But not really. In 2021, this material has a consistent resonance with the present and it’s not lost now. There is some prime stuff here and a diversity of musical approaches — from gospel to African to jazz to pop to rock — all adding up to “soul”.
I found the performance by The Fifth Dimension particularly interesting. In interviews, the performers themselves admit to having a mainstream American pop sound and that this festival in Harlem was important to them because it revealed that they were, indeed, Black performers.
Their 1969 number one hit “Medley: Aquarius/Let the Sunshine In (The Flesh Failures)” — from the hit rock musical “Hair” — won the Grammy Award for Record of the Year and makes an interesting intersection between the Black movement and the burgeoning hippie counterculture of the time.
Other cultural intersections also occur at the Harlem Cultural Festival. Jazzman Herbie Mann — a Brooklyn native, born to Jewish parents — was known for his fusion of jazz music and world sounds including Afro-Cuban, African, and Brazilian music and appeared on the Harlem stage with vibraphonist Roy Ayers.
Also on stage in Harlem was percussionist Ray Barretto, of Puerto Rican descent, who not only delivers a hot big band salsa sound but also one of the best speeches about unity in “Summer of Soul”. Cuban percussionist Mongo Santamaria performs his spicy hit, Herbie Hancock’s “Watermelon Man”.
One of the best things about “Summer of Soul” is that there is plenty of screen time devoted to various shots of the crowd — people dancing, singing along; thousands of faces crowded together to see some of their favorite stars.
Such as a 19-year-old Stevie Wonder, who had the girls chanting his name beforehand. Wonder is a powerhouse of energy and he gets behind a trap set and revs up his band in an amazing show of drumming.
B.B. King delivers a scorching version of his 1969 hit “Why I Sing the Blues,” a tune that encapsulates Black history with a world-weary howl and stinging guitar.
There is plenty of gospel music here, including sequences by The Edwin Hawkins Singers — performing a truly inspiring and uplifting version of their hit “Oh Happy Day” — plus Pops Staples and The Staple Singers and Mahalia Jackson. There’s some jazz with drummer Max Roach and vocalist Abbey Lincoln. African music is represented by Hugh Masekela.
Old hitmakers like David Ruffin — from the Temptations — and new ones like Gladys Knight and the Pips excited the crowd in Harlem. That would be exciting times ten for Sly and the Family Stone.
One surprise for me was being introduced to guitarist Sonny Sharrock, whose dissonant guitar and wild abandonment made him one of the most ground-breaking artists on the Harlem stage.

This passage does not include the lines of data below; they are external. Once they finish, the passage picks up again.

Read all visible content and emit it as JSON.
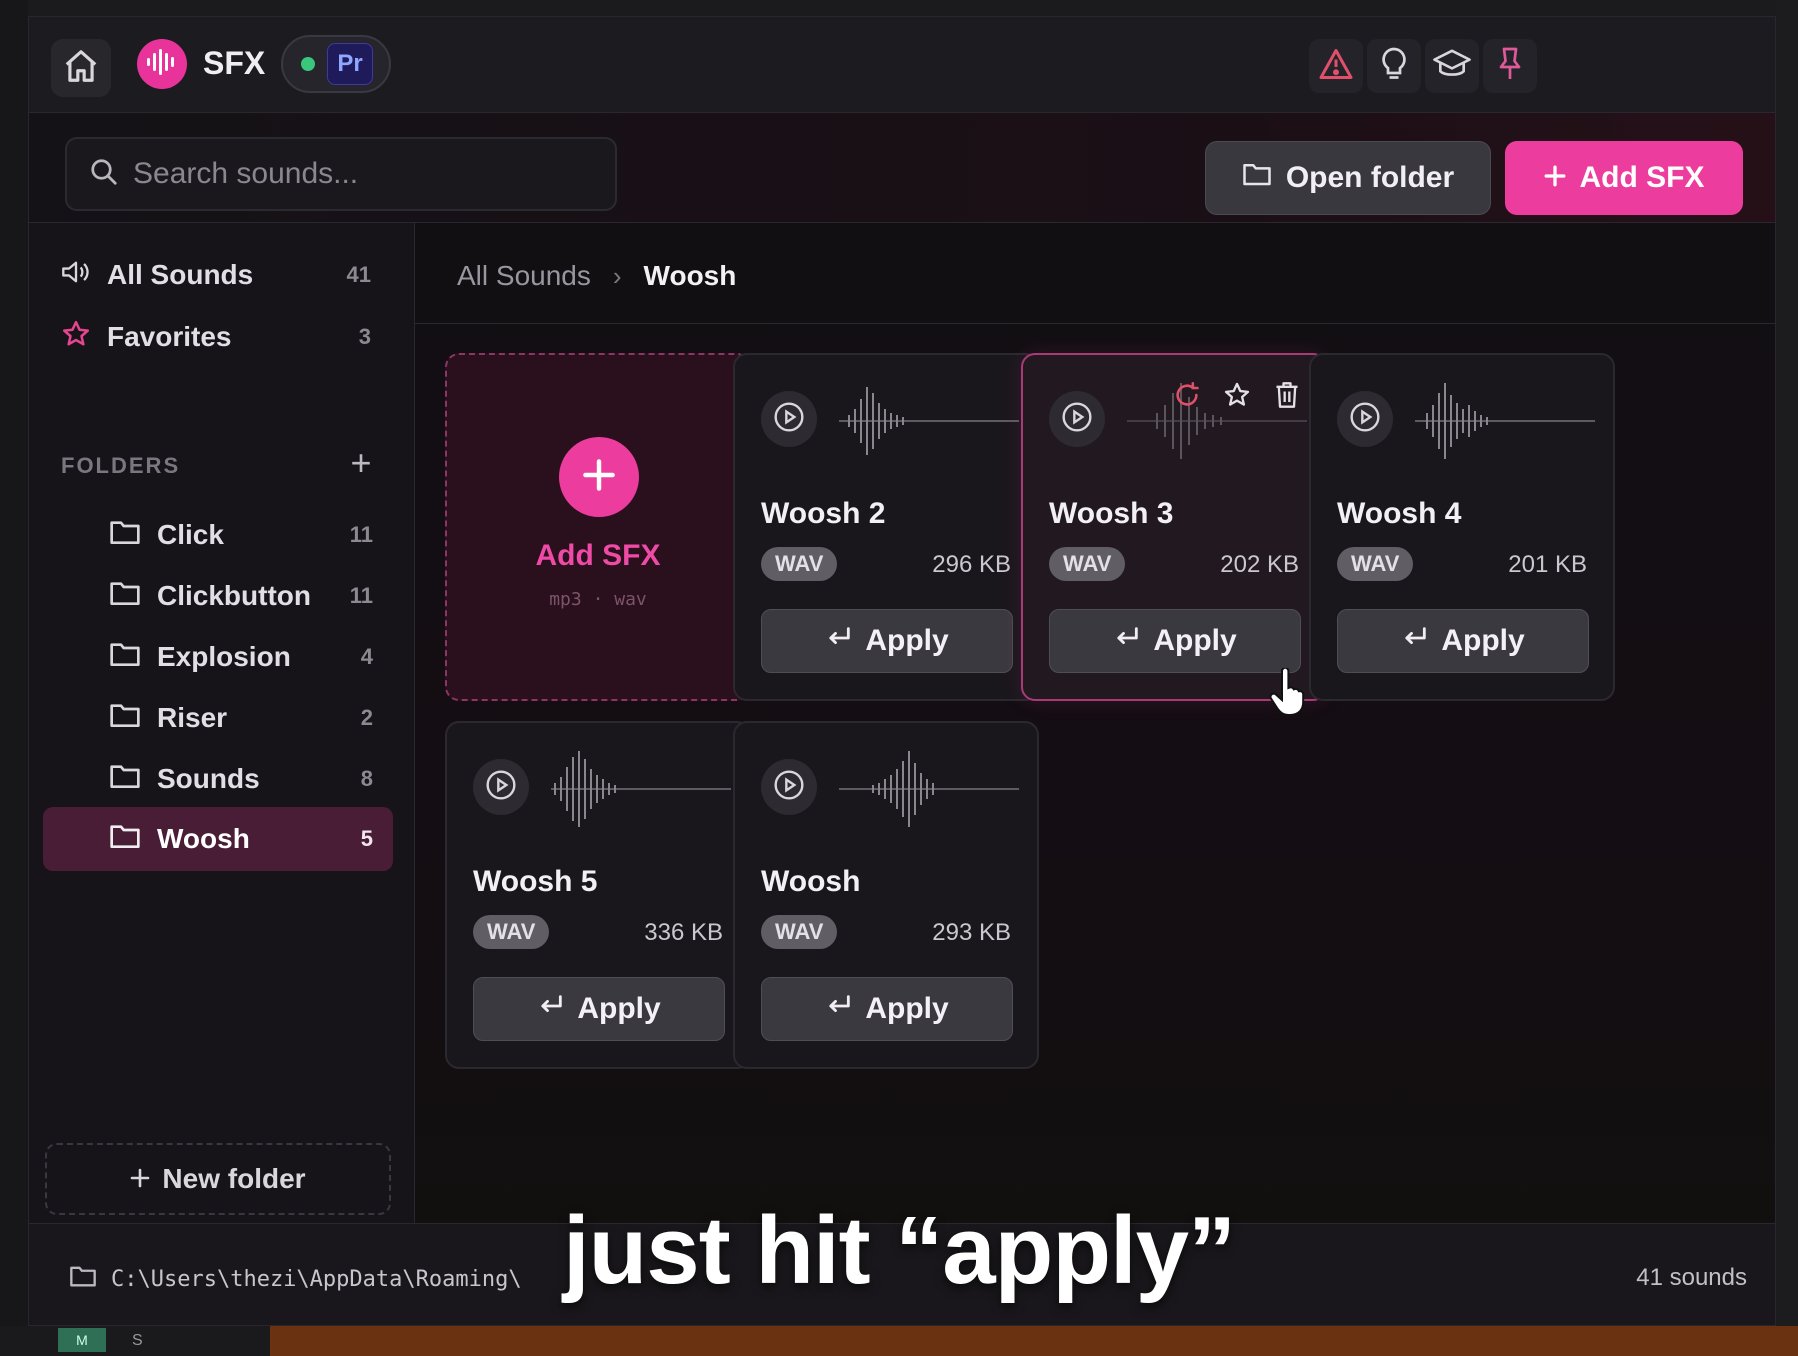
{
  "app": {
    "name": "SFX",
    "host_badge": "Pr"
  },
  "search": {
    "placeholder": "Search sounds..."
  },
  "header": {
    "open_folder_label": "Open folder",
    "add_sfx_label": "Add SFX"
  },
  "sidebar": {
    "all_sounds": {
      "label": "All Sounds",
      "count": "41"
    },
    "favorites": {
      "label": "Favorites",
      "count": "3"
    },
    "folders_label": "FOLDERS",
    "folders": [
      {
        "label": "Click",
        "count": "11"
      },
      {
        "label": "Clickbutton",
        "count": "11"
      },
      {
        "label": "Explosion",
        "count": "4"
      },
      {
        "label": "Riser",
        "count": "2"
      },
      {
        "label": "Sounds",
        "count": "8"
      },
      {
        "label": "Woosh",
        "count": "5",
        "active": true
      }
    ],
    "new_folder_label": "New folder"
  },
  "breadcrumb": {
    "root": "All Sounds",
    "current": "Woosh"
  },
  "add_card": {
    "label": "Add SFX",
    "formats": "mp3 · wav"
  },
  "cards": [
    {
      "title": "Woosh 2",
      "format": "WAV",
      "size": "296 KB",
      "apply": "Apply"
    },
    {
      "title": "Woosh 3",
      "format": "WAV",
      "size": "202 KB",
      "apply": "Apply"
    },
    {
      "title": "Woosh 4",
      "format": "WAV",
      "size": "201 KB",
      "apply": "Apply"
    },
    {
      "title": "Woosh 5",
      "format": "WAV",
      "size": "336 KB",
      "apply": "Apply"
    },
    {
      "title": "Woosh",
      "format": "WAV",
      "size": "293 KB",
      "apply": "Apply"
    }
  ],
  "footer": {
    "path": "C:\\Users\\thezi\\AppData\\Roaming\\",
    "total": "41 sounds"
  },
  "caption": "just hit “apply”",
  "host_bar": {
    "tab_label": "M",
    "label_s": "S"
  },
  "colors": {
    "accent": "#ec3d9e",
    "active_folder": "#4a1d36",
    "status_green": "#38c77d"
  }
}
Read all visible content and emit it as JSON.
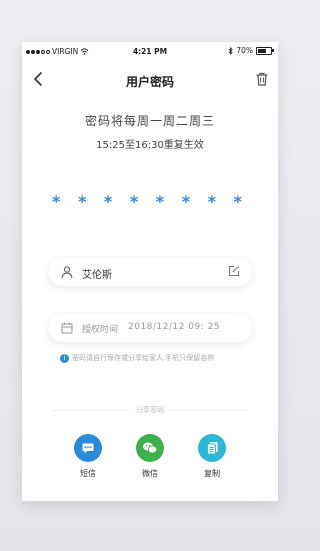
{
  "status_bar": {
    "carrier": "VIRGIN",
    "time": "4:21 PM",
    "battery": "70%",
    "battery_level": 0.7
  },
  "nav": {
    "title": "用户密码",
    "back_icon": "chevron-left-icon",
    "trash_icon": "trash-icon"
  },
  "message": {
    "line1": "密码将每周一周二周三",
    "line2": "15:25至16:30重复生效"
  },
  "password": {
    "masked": "* * * * * * * *"
  },
  "user": {
    "name": "艾伦斯",
    "icon": "person-icon",
    "edit_icon": "edit-icon"
  },
  "auth_time": {
    "label": "授权时间",
    "value": "2018/12/12 09: 25",
    "icon": "calendar-icon"
  },
  "notice": {
    "text": "密码请自行保存或分享给家人,手机只保留名称"
  },
  "share": {
    "label": "分享密码",
    "items": [
      {
        "label": "短信",
        "icon": "sms-icon",
        "color": "#2a8ddb"
      },
      {
        "label": "微信",
        "icon": "wechat-icon",
        "color": "#3cb34a"
      },
      {
        "label": "复制",
        "icon": "copy-icon",
        "color": "#29b8d6"
      }
    ]
  },
  "colors": {
    "accent": "#2a8ddb"
  }
}
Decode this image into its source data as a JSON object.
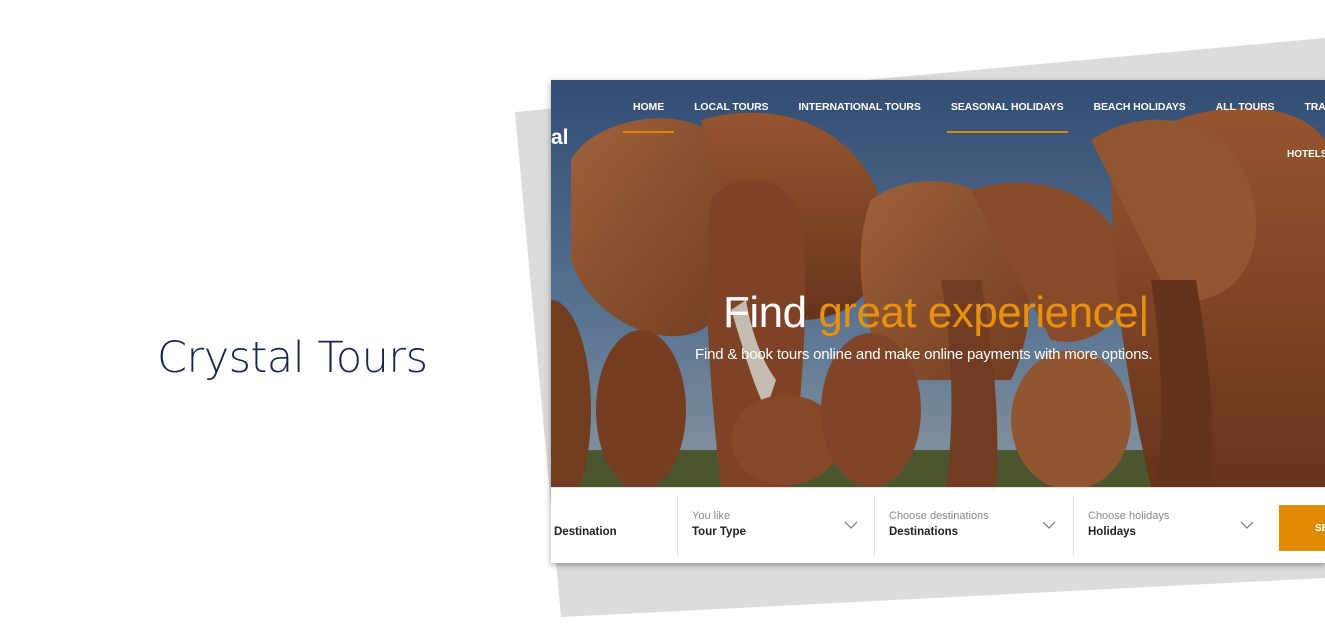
{
  "brand": {
    "title": "Crystal Tours"
  },
  "site": {
    "logo_fragment": "al",
    "nav": {
      "items": [
        {
          "label": "HOME"
        },
        {
          "label": "LOCAL TOURS"
        },
        {
          "label": "INTERNATIONAL TOURS"
        },
        {
          "label": "SEASONAL HOLIDAYS"
        },
        {
          "label": "BEACH HOLIDAYS"
        },
        {
          "label": "ALL TOURS"
        },
        {
          "label": "TRA"
        }
      ],
      "second_row": "HOTELS"
    },
    "hero": {
      "headline_plain": "Find ",
      "headline_accent": "great experience",
      "cursor": "|",
      "subline": "Find & book tours online and make online payments with more options."
    },
    "search": {
      "destination_value": "Destination",
      "tour_type_label": "You like",
      "tour_type_value": "Tour Type",
      "destinations_label": "Choose destinations",
      "destinations_value": "Destinations",
      "holidays_label": "Choose holidays",
      "holidays_value": "Holidays",
      "button_label": "SEARCH"
    },
    "colors": {
      "accent": "#e08a00",
      "brand_text": "#15264f"
    }
  }
}
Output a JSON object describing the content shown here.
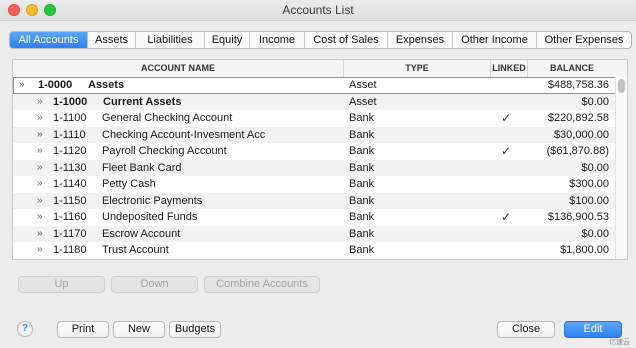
{
  "window": {
    "title": "Accounts List"
  },
  "tabs": [
    {
      "label": "All Accounts",
      "active": true
    },
    {
      "label": "Assets"
    },
    {
      "label": "Liabilities"
    },
    {
      "label": "Equity"
    },
    {
      "label": "Income"
    },
    {
      "label": "Cost of Sales"
    },
    {
      "label": "Expenses"
    },
    {
      "label": "Other Income"
    },
    {
      "label": "Other Expenses"
    }
  ],
  "table": {
    "headers": {
      "name": "ACCOUNT NAME",
      "type": "TYPE",
      "linked": "LINKED",
      "balance": "BALANCE"
    },
    "rows": [
      {
        "number": "1-0000",
        "name": "Assets",
        "type": "Asset",
        "linked": "",
        "balance": "$488,758.36",
        "level": 0
      },
      {
        "number": "1-1000",
        "name": "Current Assets",
        "type": "Asset",
        "linked": "",
        "balance": "$0.00",
        "level": 1
      },
      {
        "number": "1-1100",
        "name": "General Checking Account",
        "type": "Bank",
        "linked": "✓",
        "balance": "$220,892.58",
        "level": 2
      },
      {
        "number": "1-1110",
        "name": "Checking Account-Invesment Acc",
        "type": "Bank",
        "linked": "",
        "balance": "$30,000.00",
        "level": 2
      },
      {
        "number": "1-1120",
        "name": "Payroll Checking Account",
        "type": "Bank",
        "linked": "✓",
        "balance": "($61,870.88)",
        "level": 2
      },
      {
        "number": "1-1130",
        "name": "Fleet Bank Card",
        "type": "Bank",
        "linked": "",
        "balance": "$0.00",
        "level": 2
      },
      {
        "number": "1-1140",
        "name": "Petty Cash",
        "type": "Bank",
        "linked": "",
        "balance": "$300.00",
        "level": 2
      },
      {
        "number": "1-1150",
        "name": "Electronic Payments",
        "type": "Bank",
        "linked": "",
        "balance": "$100.00",
        "level": 2
      },
      {
        "number": "1-1160",
        "name": "Undeposited Funds",
        "type": "Bank",
        "linked": "✓",
        "balance": "$136,900.53",
        "level": 2
      },
      {
        "number": "1-1170",
        "name": "Escrow Account",
        "type": "Bank",
        "linked": "",
        "balance": "$0.00",
        "level": 2
      },
      {
        "number": "1-1180",
        "name": "Trust Account",
        "type": "Bank",
        "linked": "",
        "balance": "$1,800.00",
        "level": 2
      }
    ]
  },
  "row_actions": {
    "up": "Up",
    "down": "Down",
    "combine": "Combine Accounts"
  },
  "footer": {
    "help": "?",
    "print": "Print",
    "new": "New",
    "budgets": "Budgets",
    "close": "Close",
    "edit": "Edit"
  },
  "watermark": "亿速云"
}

The most riveting performance in “Summer of Soul” though is Nina Simone. First of all, she carries herself royally, and then leads a band in a rousing blues number full of incendiary lyrics. But it is the tune that features Simone reading a poem by a local Black poet where things catch fire. She vamps on the words and brings it all to a crescendo with a call to action. Not a half-hearted call to action, but a strident and passionate one.
If you are really going to understand what was going on in the United States in 1969, “Summer of Soul” should be considered an essential piece of the puzzle, musically and so much more. It is a Black gem.
Tim Van Schmidt is a writer and photographer based in Fort Collins. Explore his channel on YouTube at “Time Capsules by Tim Van Schmidt.”